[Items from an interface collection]
########################################

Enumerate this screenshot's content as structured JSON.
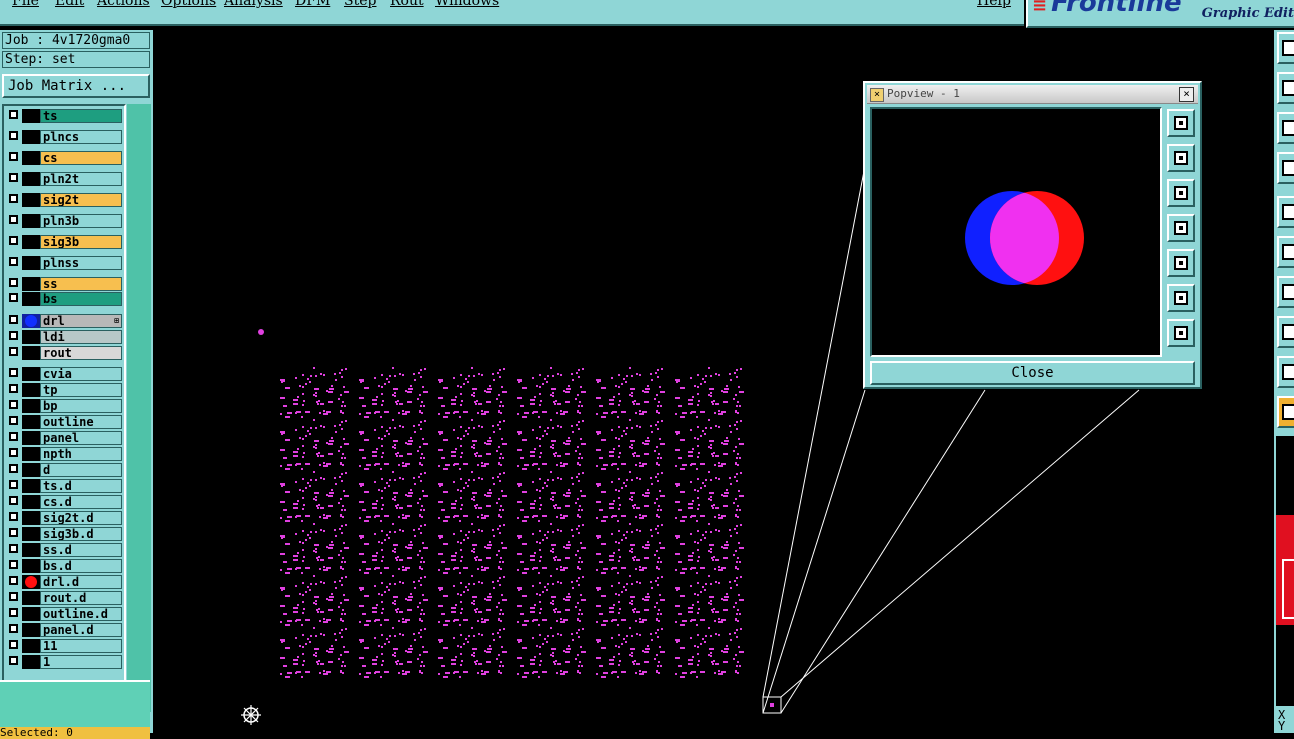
{
  "menubar": {
    "items": [
      "File",
      "Edit",
      "Actions",
      "Options",
      "Analysis",
      "DFM",
      "Step",
      "Rout",
      "Windows"
    ],
    "help": "Help"
  },
  "logo": {
    "brand": "Frontline",
    "subtitle": "Graphic Edit"
  },
  "job": {
    "job_label": "Job : 4v1720gma0",
    "step_label": "Step: set",
    "matrix_button": "Job Matrix ..."
  },
  "layers": [
    {
      "name": "ts",
      "color": "#1e9e80"
    },
    {
      "name": "plncs",
      "color": "#8fd6d6"
    },
    {
      "name": "cs",
      "color": "#f7bf4f"
    },
    {
      "name": "pln2t",
      "color": "#8fd6d6"
    },
    {
      "name": "sig2t",
      "color": "#f7bf4f"
    },
    {
      "name": "pln3b",
      "color": "#8fd6d6"
    },
    {
      "name": "sig3b",
      "color": "#f7bf4f"
    },
    {
      "name": "plnss",
      "color": "#8fd6d6"
    },
    {
      "name": "ss",
      "color": "#f7bf4f"
    },
    {
      "name": "bs",
      "color": "#1e9e80"
    },
    {
      "name": "drl",
      "color": "#b8b8b8",
      "dot": "#1030ff",
      "active": true,
      "mark": "⊞"
    },
    {
      "name": "ldi",
      "color": "#b8c8c8"
    },
    {
      "name": "rout",
      "color": "#d8d8d8"
    },
    {
      "name": "cvia",
      "color": "#8fd6d6"
    },
    {
      "name": "tp",
      "color": "#8fd6d6"
    },
    {
      "name": "bp",
      "color": "#8fd6d6"
    },
    {
      "name": "outline",
      "color": "#8fd6d6"
    },
    {
      "name": "panel",
      "color": "#8fd6d6"
    },
    {
      "name": "npth",
      "color": "#8fd6d6"
    },
    {
      "name": "d",
      "color": "#8fd6d6"
    },
    {
      "name": "ts.d",
      "color": "#8fd6d6"
    },
    {
      "name": "cs.d",
      "color": "#8fd6d6"
    },
    {
      "name": "sig2t.d",
      "color": "#8fd6d6"
    },
    {
      "name": "sig3b.d",
      "color": "#8fd6d6"
    },
    {
      "name": "ss.d",
      "color": "#8fd6d6"
    },
    {
      "name": "bs.d",
      "color": "#8fd6d6"
    },
    {
      "name": "drl.d",
      "color": "#8fd6d6",
      "dot": "#ff1010"
    },
    {
      "name": "rout.d",
      "color": "#8fd6d6"
    },
    {
      "name": "outline.d",
      "color": "#8fd6d6"
    },
    {
      "name": "panel.d",
      "color": "#8fd6d6"
    },
    {
      "name": "11",
      "color": "#8fd6d6"
    },
    {
      "name": "1",
      "color": "#8fd6d6"
    }
  ],
  "select_info": "Selected: 0",
  "popview": {
    "title": "Popview - 1",
    "close_button": "Close",
    "tools": [
      "zoom-fit-icon",
      "pan-up-icon",
      "pan-down-icon",
      "pan-left-icon",
      "pan-right-icon",
      "zoom-out-icon",
      "zoom-in-icon"
    ]
  },
  "right_tools": [
    "tool-1-icon",
    "tool-2-icon",
    "tool-3-icon",
    "tool-4-icon",
    "tool-5-icon",
    "tool-6-icon",
    "tool-7-icon",
    "tool-8-icon",
    "tool-9-icon",
    "tool-10-icon",
    "tool-11-icon"
  ],
  "coords": {
    "x_label": "X",
    "y_label": "Y"
  },
  "colors": {
    "accent": "#8fd6d6",
    "feature": "#e040e0",
    "canvas": "#000000"
  }
}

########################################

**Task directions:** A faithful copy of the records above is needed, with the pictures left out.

**Result of the task:**
Enumerate this screenshot's content as structured JSON.
{
  "menubar": {
    "items": [
      "File",
      "Edit",
      "Actions",
      "Options",
      "Analysis",
      "DFM",
      "Step",
      "Rout",
      "Windows"
    ],
    "help": "Help"
  },
  "logo": {
    "brand": "Frontline",
    "subtitle": "Graphic Edit"
  },
  "job": {
    "job_label": "Job : 4v1720gma0",
    "step_label": "Step: set",
    "matrix_button": "Job Matrix ..."
  },
  "layers": [
    {
      "name": "ts",
      "color": "#1e9e80"
    },
    {
      "name": "plncs",
      "color": "#8fd6d6"
    },
    {
      "name": "cs",
      "color": "#f7bf4f"
    },
    {
      "name": "pln2t",
      "color": "#8fd6d6"
    },
    {
      "name": "sig2t",
      "color": "#f7bf4f"
    },
    {
      "name": "pln3b",
      "color": "#8fd6d6"
    },
    {
      "name": "sig3b",
      "color": "#f7bf4f"
    },
    {
      "name": "plnss",
      "color": "#8fd6d6"
    },
    {
      "name": "ss",
      "color": "#f7bf4f"
    },
    {
      "name": "bs",
      "color": "#1e9e80"
    },
    {
      "name": "drl",
      "color": "#b8b8b8",
      "dot": "#1030ff",
      "active": true,
      "mark": "⊞"
    },
    {
      "name": "ldi",
      "color": "#b8c8c8"
    },
    {
      "name": "rout",
      "color": "#d8d8d8"
    },
    {
      "name": "cvia",
      "color": "#8fd6d6"
    },
    {
      "name": "tp",
      "color": "#8fd6d6"
    },
    {
      "name": "bp",
      "color": "#8fd6d6"
    },
    {
      "name": "outline",
      "color": "#8fd6d6"
    },
    {
      "name": "panel",
      "color": "#8fd6d6"
    },
    {
      "name": "npth",
      "color": "#8fd6d6"
    },
    {
      "name": "d",
      "color": "#8fd6d6"
    },
    {
      "name": "ts.d",
      "color": "#8fd6d6"
    },
    {
      "name": "cs.d",
      "color": "#8fd6d6"
    },
    {
      "name": "sig2t.d",
      "color": "#8fd6d6"
    },
    {
      "name": "sig3b.d",
      "color": "#8fd6d6"
    },
    {
      "name": "ss.d",
      "color": "#8fd6d6"
    },
    {
      "name": "bs.d",
      "color": "#8fd6d6"
    },
    {
      "name": "drl.d",
      "color": "#8fd6d6",
      "dot": "#ff1010"
    },
    {
      "name": "rout.d",
      "color": "#8fd6d6"
    },
    {
      "name": "outline.d",
      "color": "#8fd6d6"
    },
    {
      "name": "panel.d",
      "color": "#8fd6d6"
    },
    {
      "name": "11",
      "color": "#8fd6d6"
    },
    {
      "name": "1",
      "color": "#8fd6d6"
    }
  ],
  "select_info": "Selected: 0",
  "popview": {
    "title": "Popview - 1",
    "close_button": "Close",
    "tools": [
      "zoom-fit-icon",
      "pan-up-icon",
      "pan-down-icon",
      "pan-left-icon",
      "pan-right-icon",
      "zoom-out-icon",
      "zoom-in-icon"
    ]
  },
  "right_tools": [
    "tool-1-icon",
    "tool-2-icon",
    "tool-3-icon",
    "tool-4-icon",
    "tool-5-icon",
    "tool-6-icon",
    "tool-7-icon",
    "tool-8-icon",
    "tool-9-icon",
    "tool-10-icon",
    "tool-11-icon"
  ],
  "coords": {
    "x_label": "X",
    "y_label": "Y"
  },
  "colors": {
    "accent": "#8fd6d6",
    "feature": "#e040e0",
    "canvas": "#000000"
  }
}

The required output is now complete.